▶ _About this exercise_
Find how many lines of the records below contain the word "Потанина" and write that number by itself.

Items listed in a dataset
┌──

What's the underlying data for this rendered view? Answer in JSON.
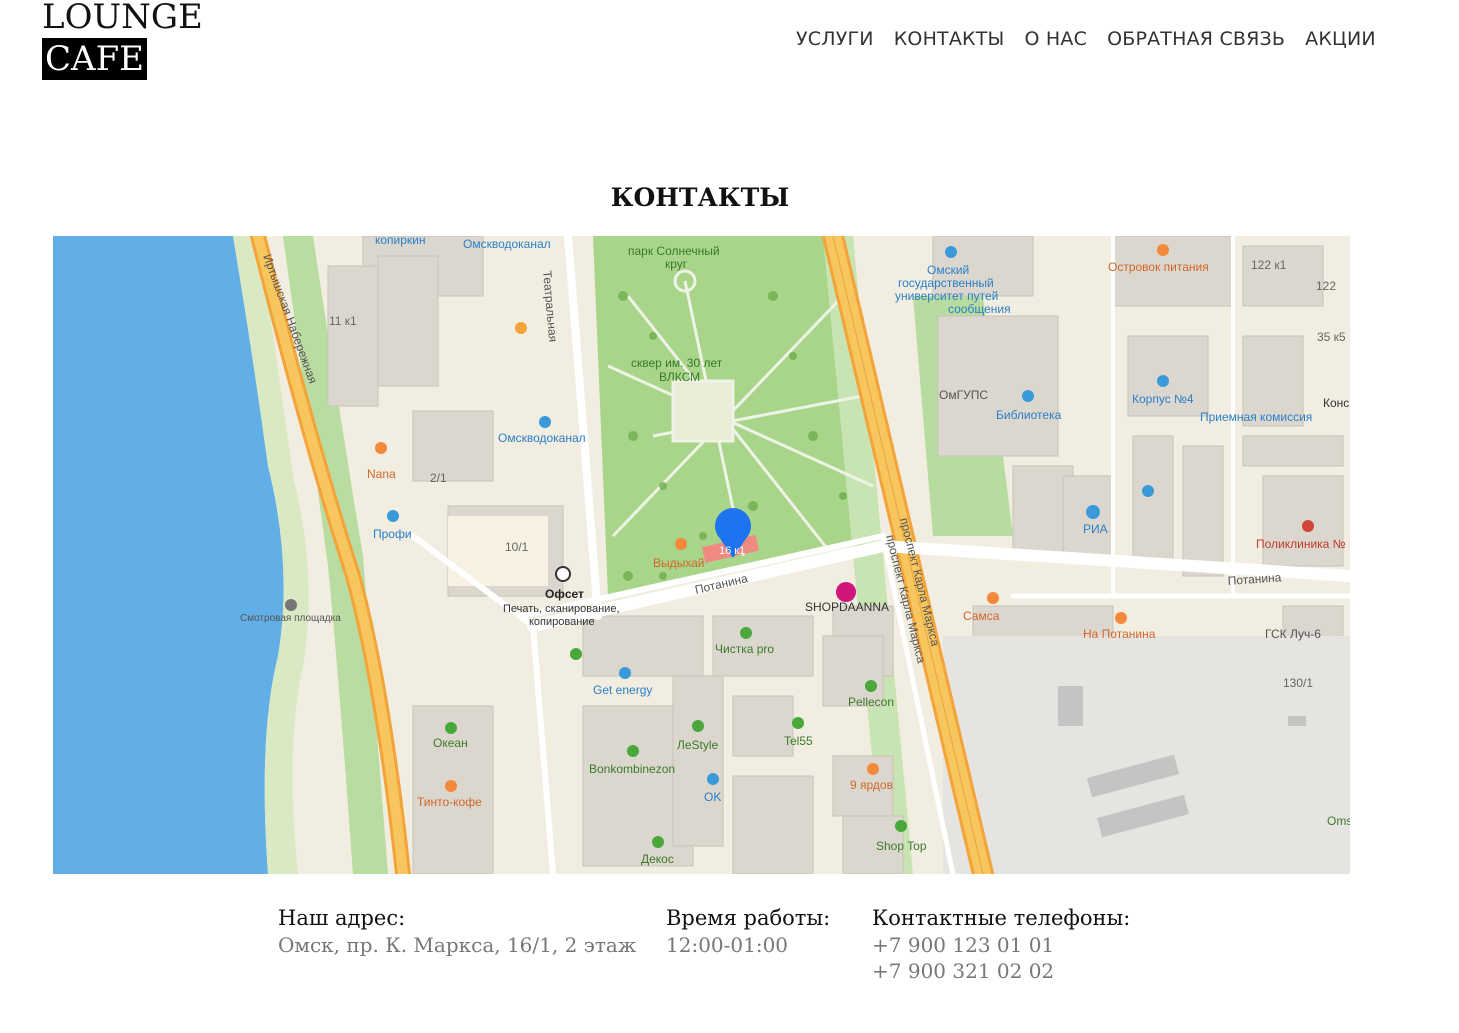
{
  "logo": {
    "line1": "LOUNGE",
    "line2": "CAFE"
  },
  "nav": {
    "items": [
      {
        "label": "УСЛУГИ"
      },
      {
        "label": "КОНТАКТЫ"
      },
      {
        "label": "О НАС"
      },
      {
        "label": "ОБРАТНАЯ СВЯЗЬ"
      },
      {
        "label": "АКЦИИ"
      }
    ]
  },
  "page": {
    "title": "КОНТАКТЫ"
  },
  "map": {
    "labels": {
      "kopirkin": "копиркин",
      "omskvodokanal1": "Омскводоканал",
      "teatralnaya": "Театральная",
      "park": "парк Солнечный",
      "park2": "круг",
      "university1": "Омский",
      "university2": "государственный",
      "university3": "университет путей",
      "university4": "сообщения",
      "ostrovok": "Островок питания",
      "b122k1": "122 к1",
      "b122": "122",
      "b35k5": "35 к5",
      "kons": "Конс",
      "irtysh": "Иртышская Набережная",
      "b11k1": "11 к1",
      "skver1": "сквер им. 30 лет",
      "skver2": "ВЛКСМ",
      "omgups": "ОмГУПС",
      "biblioteka": "Библиотека",
      "korpus4": "Корпус №4",
      "priemnaya": "Приемная комиссия",
      "omskvodokanal2": "Омскводоканал",
      "nana": "Nana",
      "b2_1": "2/1",
      "profi": "Профи",
      "b10_1": "10/1",
      "ria": "РИА",
      "poliklinika": "Поликлиника №",
      "vydyhai": "Выдыхай",
      "pin_label": "16 к1",
      "ofset": "Офсет",
      "ofset_desc1": "Печать, сканирование,",
      "ofset_desc2": "копирование",
      "potanina1": "Потанина",
      "potanina2": "Потанина",
      "prospekt1": "проспект Карла Маркса",
      "prospekt2": "проспект Карла Маркса",
      "shopdaanna": "SHOPDAANNA",
      "samsa": "Самса",
      "napotanina": "На Потанина",
      "gsk": "ГСК Луч-6",
      "b130_1": "130/1",
      "smotrovaya": "Смотровая площадка",
      "chistka": "Чистка pro",
      "getenergy": "Get energy",
      "pellecon": "Pellecon",
      "okean": "Океан",
      "lestyle": "ЛеStyle",
      "tel55": "Tel55",
      "bonkombinezon": "Bonkombinezon",
      "tinto": "Тинто-кофе",
      "ok": "OK",
      "yardov": "9 ярдов",
      "oms": "Oms",
      "shoptop": "Shop Top",
      "dekos": "Декос"
    }
  },
  "contacts": {
    "address_label": "Наш адрес:",
    "address_value": "Омск, пр. К. Маркса, 16/1, 2 этаж",
    "hours_label": "Время работы:",
    "hours_value": "12:00-01:00",
    "phones_label": "Контактные телефоны:",
    "phone1": "+7 900 123 01 01",
    "phone2": "+7 900 321 02 02"
  },
  "colors": {
    "water": "#5aa9e6",
    "road_major": "#f6b13a",
    "park": "#a9d88c",
    "pin": "#1e73f0"
  }
}
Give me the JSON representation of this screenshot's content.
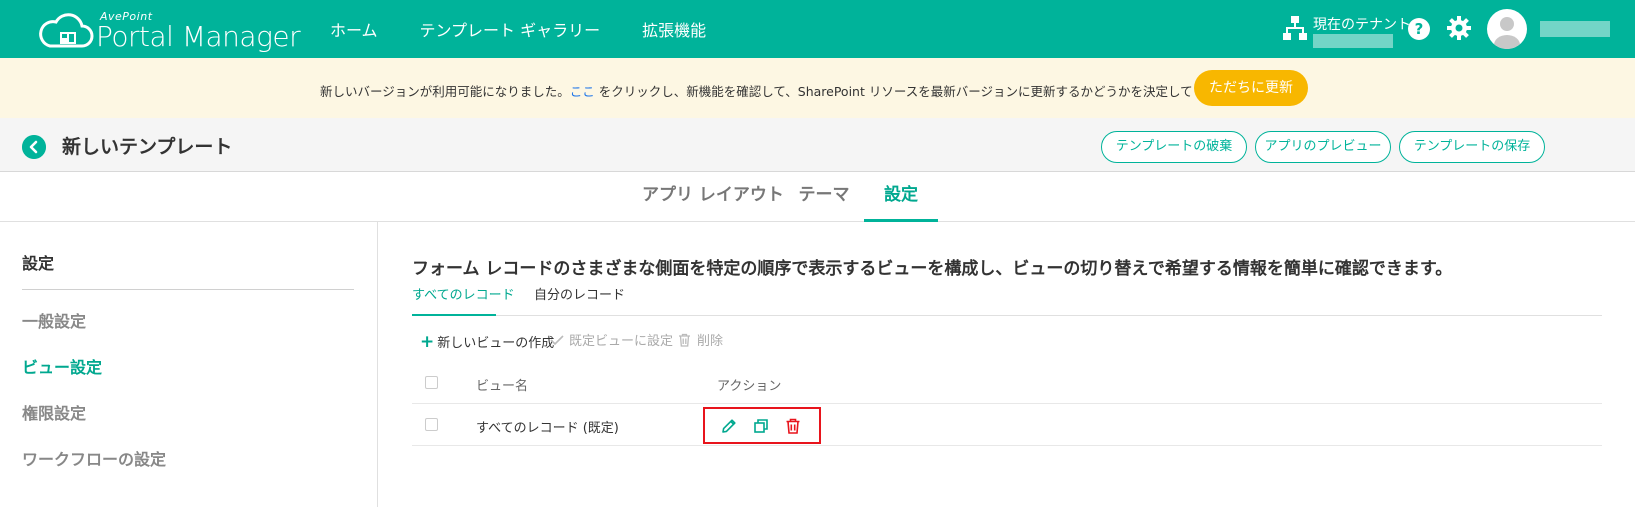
{
  "header": {
    "brand_small": "AvePoint",
    "brand_main": "Portal Manager",
    "nav": [
      "ホーム",
      "テンプレート ギャラリー",
      "拡張機能"
    ],
    "tenant_label": "現在のテナント:",
    "help_label": "?",
    "colors": {
      "primary": "#00b39a"
    }
  },
  "banner": {
    "text_before": "新しいバージョンが利用可能になりました。",
    "link": "ここ",
    "text_after": " をクリックし、新機能を確認して、SharePoint リソースを最新バージョンに更新するかどうかを決定してください。",
    "update_button": "ただちに更新",
    "colors": {
      "background": "#fdf7e3",
      "button": "#f8b700"
    }
  },
  "titlebar": {
    "title": "新しいテンプレート",
    "buttons": [
      "テンプレートの破棄",
      "アプリのプレビュー",
      "テンプレートの保存"
    ]
  },
  "main_tabs": {
    "items": [
      "アプリ レイアウト",
      "テーマ",
      "設定"
    ],
    "active": "設定"
  },
  "sidebar": {
    "heading": "設定",
    "items": [
      "一般設定",
      "ビュー設定",
      "権限設定",
      "ワークフローの設定"
    ],
    "active": "ビュー設定"
  },
  "content": {
    "description": "フォーム レコードのさまざまな側面を特定の順序で表示するビューを構成し、ビューの切り替えで希望する情報を簡単に確認できます。",
    "sub_tabs": [
      "すべてのレコード",
      "自分のレコード"
    ],
    "active_sub_tab": "すべてのレコード",
    "toolbar": {
      "create": "新しいビューの作成",
      "set_default": "既定ビューに設定",
      "delete": "削除"
    },
    "table": {
      "columns": [
        "ビュー名",
        "アクション"
      ],
      "rows": [
        {
          "name": "すべてのレコード (既定)",
          "actions": [
            "edit-icon",
            "copy-icon",
            "trash-icon"
          ]
        }
      ]
    },
    "colors": {
      "highlight_box": "#e8141c",
      "delete_icon": "#e8141c"
    }
  }
}
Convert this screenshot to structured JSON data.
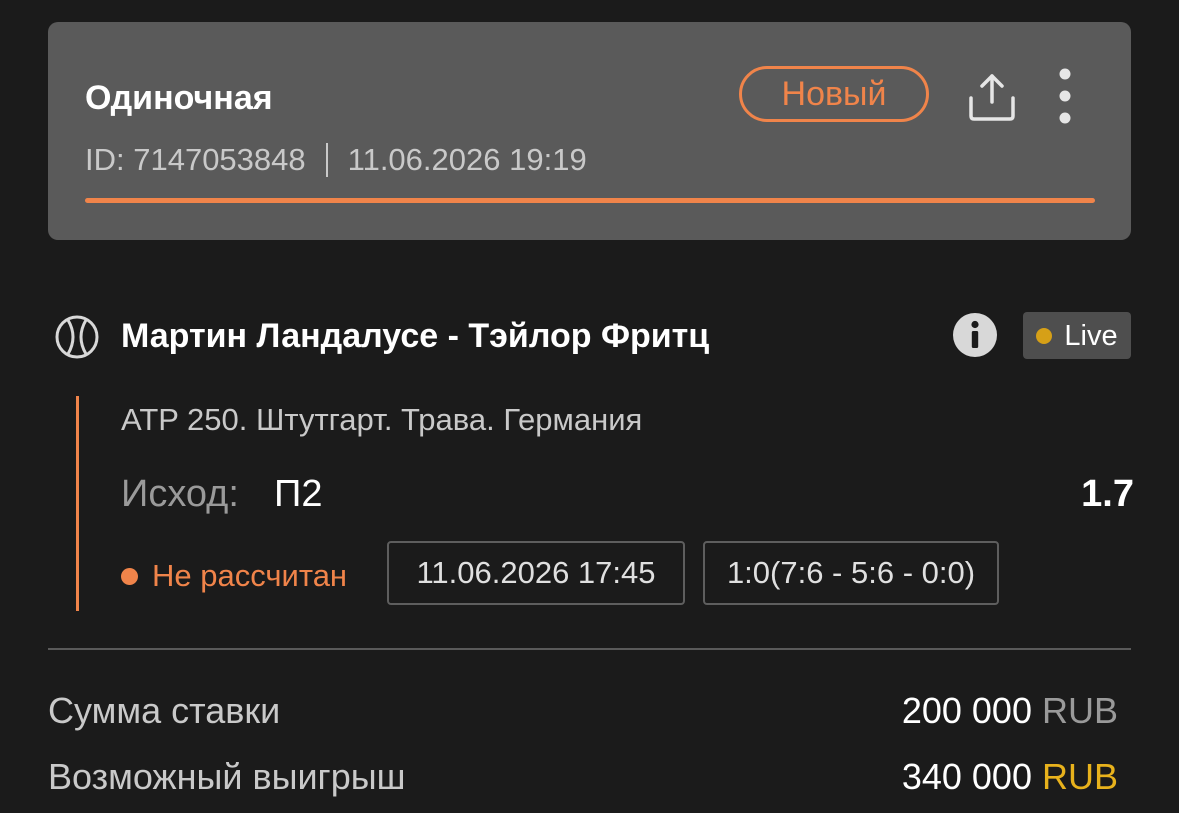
{
  "header": {
    "bet_type": "Одиночная",
    "id_label": "ID: 7147053848",
    "datetime": "11.06.2026 19:19",
    "status": "Новый",
    "progress": 1.0
  },
  "event": {
    "title": "Мартин Ландалусе - Тэйлор Фритц",
    "live_label": "Live",
    "tournament": "ATP 250. Штутгарт. Трава. Германия",
    "outcome_label": "Исход:",
    "outcome_value": "П2",
    "odds": "1.7",
    "settle_status": "Не рассчитан",
    "event_time": "11.06.2026 17:45",
    "score": "1:0(7:6 - 5:6 - 0:0)"
  },
  "summary": {
    "stake_label": "Сумма ставки",
    "stake_amount": "200 000",
    "stake_currency": "RUB",
    "win_label": "Возможный выигрыш",
    "win_amount": "340 000",
    "win_currency": "RUB"
  },
  "icons": {
    "share": "share-icon",
    "more": "more-vertical-icon",
    "sport": "tennis-ball-icon",
    "info": "info-icon"
  },
  "colors": {
    "accent": "#f0844a",
    "live_dot": "#d6a017",
    "currency_highlight": "#e8b21c",
    "card_bg": "#5a5a5a",
    "page_bg": "#1b1b1b"
  }
}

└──

▶ _Output below_
3